Data to examine —
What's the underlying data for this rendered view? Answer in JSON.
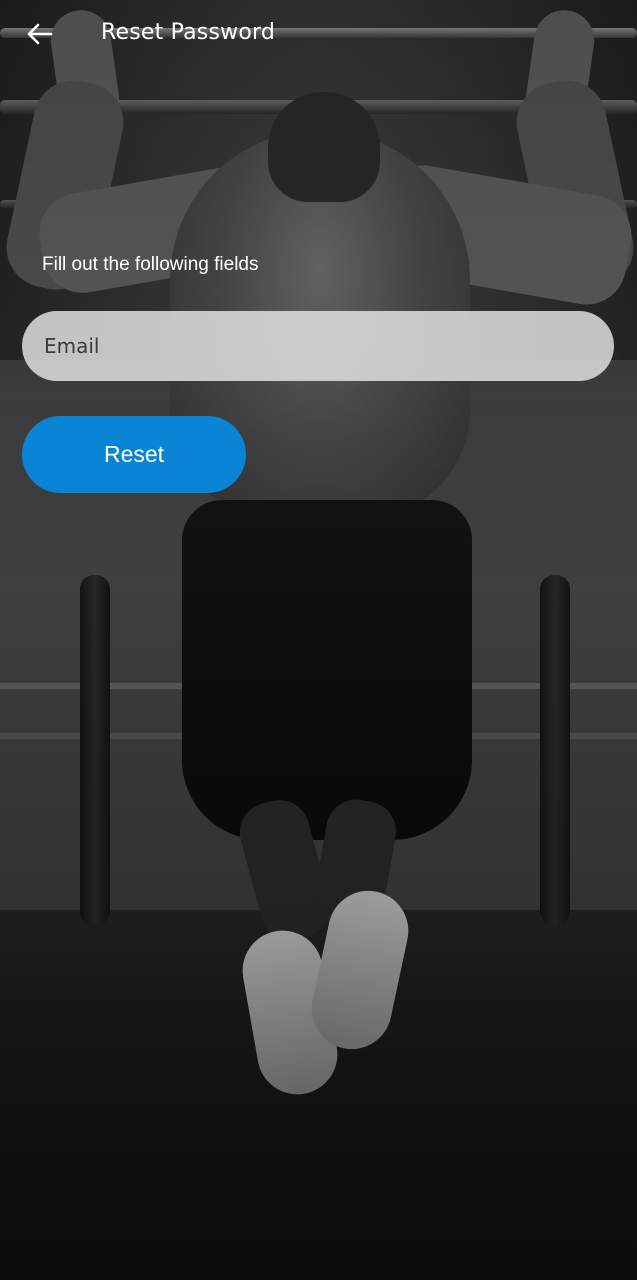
{
  "appbar": {
    "title": "Reset Password",
    "back_icon": "arrow-left-icon"
  },
  "form": {
    "instruction": "Fill out the following fields",
    "email_placeholder": "Email",
    "email_value": "",
    "reset_label": "Reset"
  },
  "colors": {
    "accent": "#0A84D4",
    "field_background": "#E6E6E6",
    "text_on_dark": "#FFFFFF"
  }
}
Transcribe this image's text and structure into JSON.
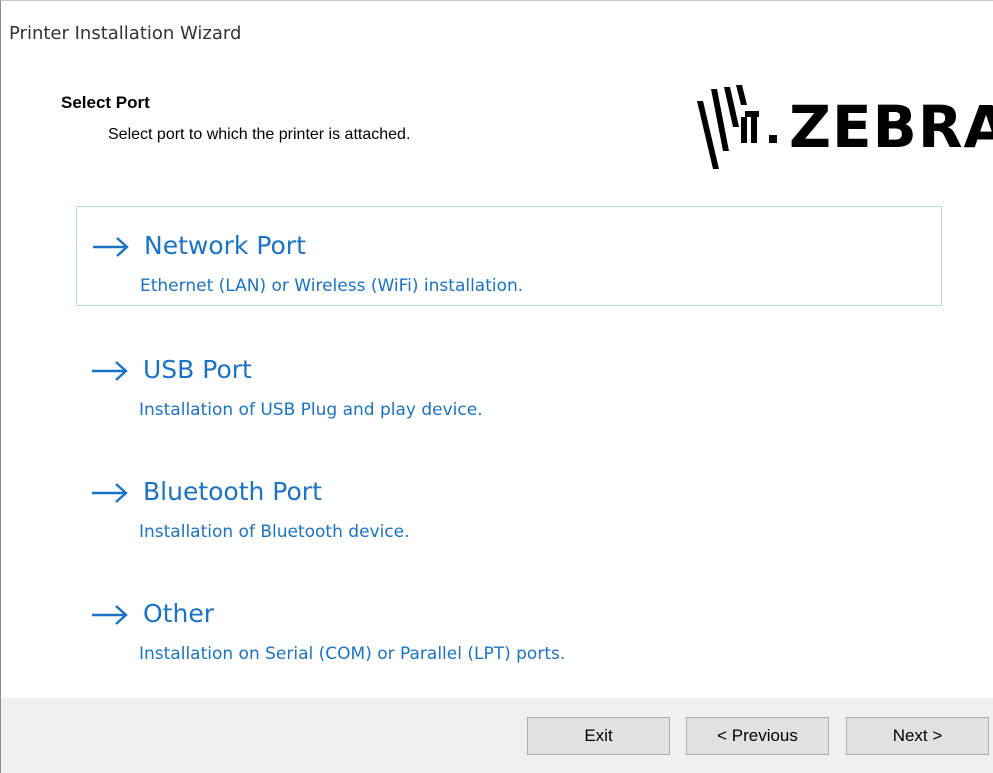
{
  "window": {
    "title": "Printer Installation Wizard"
  },
  "header": {
    "title": "Select Port",
    "subtitle": "Select port to which the printer is attached.",
    "logo_text": "ZEBRA"
  },
  "options": [
    {
      "title": "Network Port",
      "description": "Ethernet (LAN) or Wireless (WiFi) installation.",
      "icon": "arrow-right-icon",
      "selected": true
    },
    {
      "title": "USB Port",
      "description": "Installation of USB Plug and play device.",
      "icon": "arrow-right-icon",
      "selected": false
    },
    {
      "title": "Bluetooth Port",
      "description": "Installation of Bluetooth device.",
      "icon": "arrow-right-icon",
      "selected": false
    },
    {
      "title": "Other",
      "description": "Installation on Serial (COM) or Parallel (LPT) ports.",
      "icon": "arrow-right-icon",
      "selected": false
    }
  ],
  "footer": {
    "exit_label": "Exit",
    "previous_label": "< Previous",
    "next_label": "Next >"
  },
  "colors": {
    "link": "#1a73c6",
    "selected_border": "#b6d4ef",
    "footer_bg": "#f0f0f0",
    "button_bg": "#e1e1e1"
  }
}
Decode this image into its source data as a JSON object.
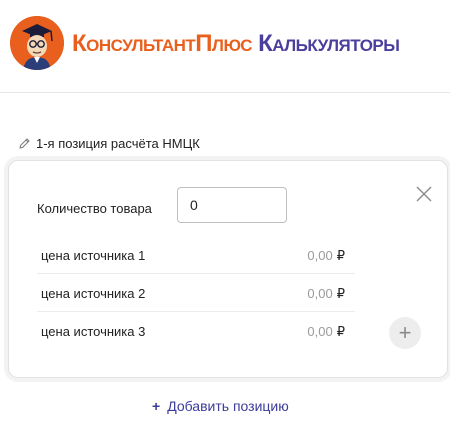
{
  "header": {
    "brand_primary": "КонсультантПлюс",
    "brand_secondary": "Калькуляторы",
    "logo_icon": "consultantplus-mascot-icon",
    "accent_color": "#e9601e",
    "secondary_color": "#4b3f9e"
  },
  "position": {
    "title": "1-я позиция расчёта НМЦК",
    "edit_icon": "pencil-icon"
  },
  "card": {
    "quantity_label": "Количество товара",
    "quantity_value": "0",
    "close_icon": "close-icon",
    "sources": [
      {
        "label": "цена источника 1",
        "value": "0,00",
        "currency": "₽"
      },
      {
        "label": "цена источника 2",
        "value": "0,00",
        "currency": "₽"
      },
      {
        "label": "цена источника 3",
        "value": "0,00",
        "currency": "₽"
      }
    ],
    "add_source_icon": "plus-icon",
    "add_source_symbol": "+"
  },
  "footer": {
    "add_position_symbol": "+",
    "add_position_label": "Добавить позицию"
  }
}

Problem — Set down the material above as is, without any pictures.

Solution for this exercise —
What's the underlying data for this rendered view? Answer in JSON.
{
  "appbar": {
    "title": "Reset Password",
    "back_icon": "arrow-left-icon"
  },
  "form": {
    "instruction": "Fill out the following fields",
    "email_placeholder": "Email",
    "email_value": "",
    "reset_label": "Reset"
  },
  "colors": {
    "accent": "#0A84D4",
    "field_background": "#E6E6E6",
    "text_on_dark": "#FFFFFF"
  }
}
Transcribe this image's text and structure into JSON.
{
  "window": {
    "title": "Printer Installation Wizard"
  },
  "header": {
    "title": "Select Port",
    "subtitle": "Select port to which the printer is attached.",
    "logo_text": "ZEBRA"
  },
  "options": [
    {
      "title": "Network Port",
      "description": "Ethernet (LAN) or Wireless (WiFi) installation.",
      "icon": "arrow-right-icon",
      "selected": true
    },
    {
      "title": "USB Port",
      "description": "Installation of USB Plug and play device.",
      "icon": "arrow-right-icon",
      "selected": false
    },
    {
      "title": "Bluetooth Port",
      "description": "Installation of Bluetooth device.",
      "icon": "arrow-right-icon",
      "selected": false
    },
    {
      "title": "Other",
      "description": "Installation on Serial (COM) or Parallel (LPT) ports.",
      "icon": "arrow-right-icon",
      "selected": false
    }
  ],
  "footer": {
    "exit_label": "Exit",
    "previous_label": "< Previous",
    "next_label": "Next >"
  },
  "colors": {
    "link": "#1a73c6",
    "selected_border": "#b6d4ef",
    "footer_bg": "#f0f0f0",
    "button_bg": "#e1e1e1"
  }
}
Decode this image into its source data as a JSON object.
{
  "header": {
    "brand_primary": "КонсультантПлюс",
    "brand_secondary": "Калькуляторы",
    "logo_icon": "consultantplus-mascot-icon",
    "accent_color": "#e9601e",
    "secondary_color": "#4b3f9e"
  },
  "position": {
    "title": "1-я позиция расчёта НМЦК",
    "edit_icon": "pencil-icon"
  },
  "card": {
    "quantity_label": "Количество товара",
    "quantity_value": "0",
    "close_icon": "close-icon",
    "sources": [
      {
        "label": "цена источника 1",
        "value": "0,00",
        "currency": "₽"
      },
      {
        "label": "цена источника 2",
        "value": "0,00",
        "currency": "₽"
      },
      {
        "label": "цена источника 3",
        "value": "0,00",
        "currency": "₽"
      }
    ],
    "add_source_icon": "plus-icon",
    "add_source_symbol": "+"
  },
  "footer": {
    "add_position_symbol": "+",
    "add_position_label": "Добавить позицию"
  }
}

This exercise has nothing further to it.